## What is needed:
Make an exact copy of the entries below, with all images left out.

(Interface dataset entries)
┄┄┄┄┄┄┄┄┄┄

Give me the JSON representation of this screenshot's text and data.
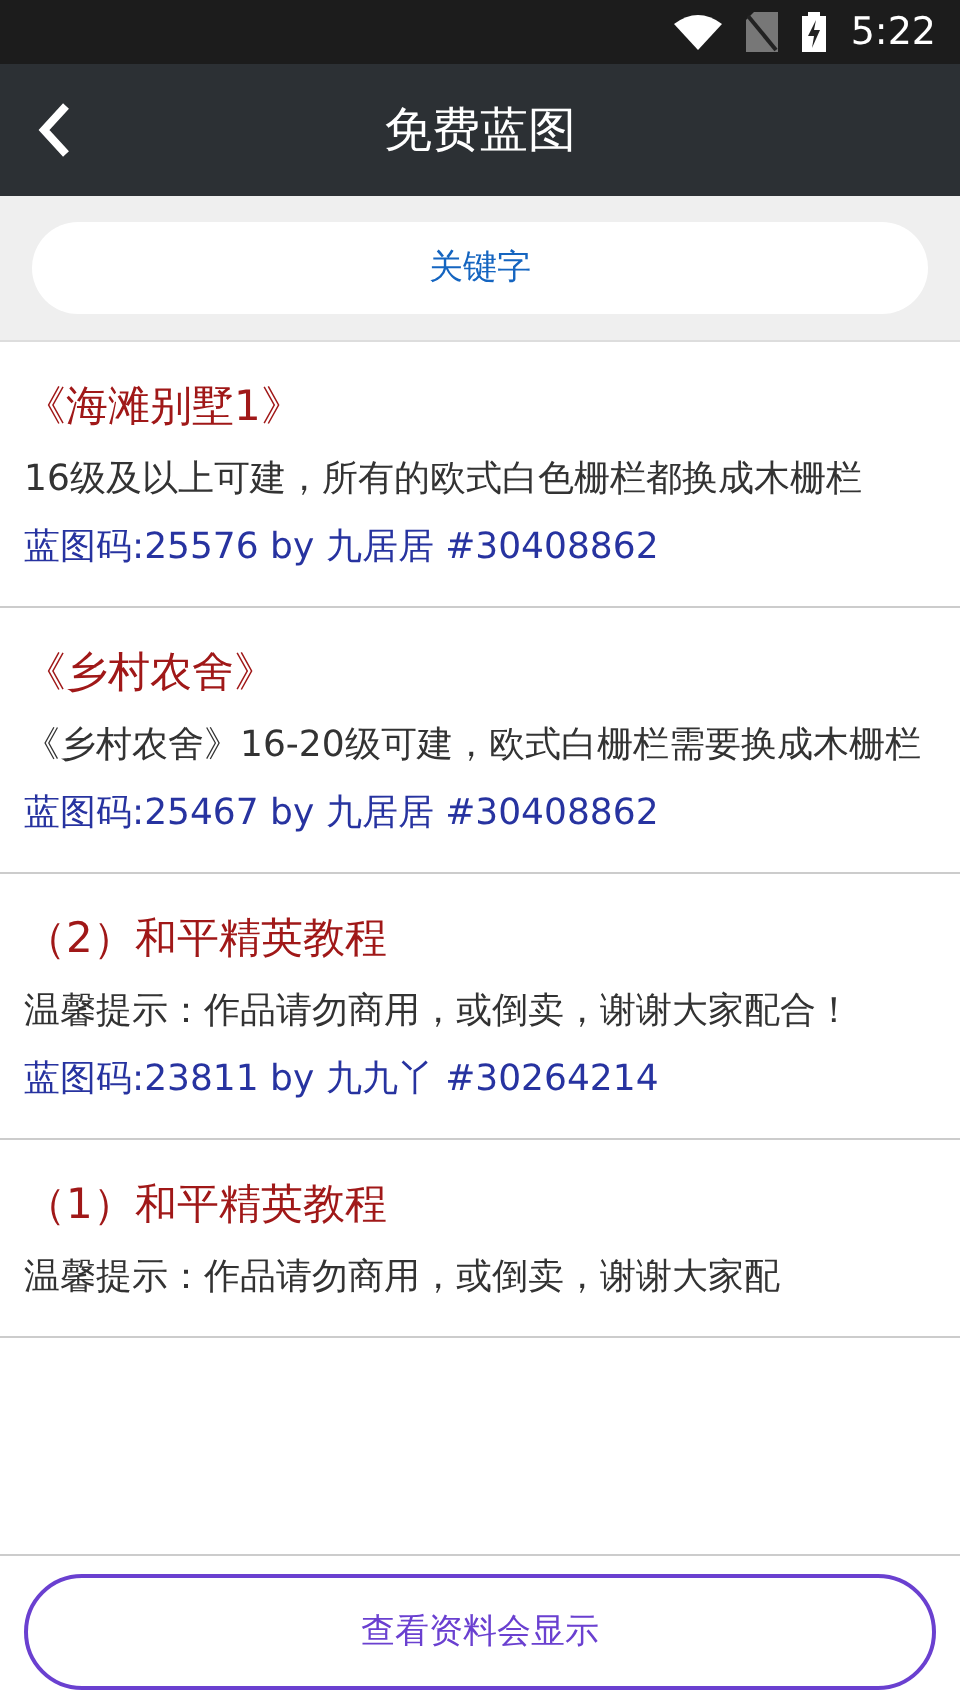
{
  "status_bar": {
    "time": "5:22"
  },
  "header": {
    "title": "免费蓝图"
  },
  "search": {
    "placeholder": "关键字"
  },
  "items": [
    {
      "title": "《海滩别墅1》",
      "description": "16级及以上可建，所有的欧式白色栅栏都换成木栅栏",
      "code": "蓝图码:25576 by 九居居 #30408862"
    },
    {
      "title": "《乡村农舍》",
      "description": "《乡村农舍》16-20级可建，欧式白栅栏需要换成木栅栏",
      "code": "蓝图码:25467 by 九居居 #30408862"
    },
    {
      "title": "（2）和平精英教程",
      "description": "温馨提示：作品请勿商用，或倒卖，谢谢大家配合！",
      "code": "蓝图码:23811 by 九九丫 #30264214"
    },
    {
      "title": "（1）和平精英教程",
      "description": "温馨提示：作品请勿商用，或倒卖，谢谢大家配"
    }
  ],
  "bottom_button": {
    "label": "查看资料会显示"
  }
}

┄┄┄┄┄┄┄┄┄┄

## The completed task:
Give me the JSON representation of this screenshot's text and data.
{
  "status_bar": {
    "time": "5:22"
  },
  "header": {
    "title": "免费蓝图"
  },
  "search": {
    "placeholder": "关键字"
  },
  "items": [
    {
      "title": "《海滩别墅1》",
      "description": "16级及以上可建，所有的欧式白色栅栏都换成木栅栏",
      "code": "蓝图码:25576 by 九居居 #30408862"
    },
    {
      "title": "《乡村农舍》",
      "description": "《乡村农舍》16-20级可建，欧式白栅栏需要换成木栅栏",
      "code": "蓝图码:25467 by 九居居 #30408862"
    },
    {
      "title": "（2）和平精英教程",
      "description": "温馨提示：作品请勿商用，或倒卖，谢谢大家配合！",
      "code": "蓝图码:23811 by 九九丫 #30264214"
    },
    {
      "title": "（1）和平精英教程",
      "description": "温馨提示：作品请勿商用，或倒卖，谢谢大家配"
    }
  ],
  "bottom_button": {
    "label": "查看资料会显示"
  }
}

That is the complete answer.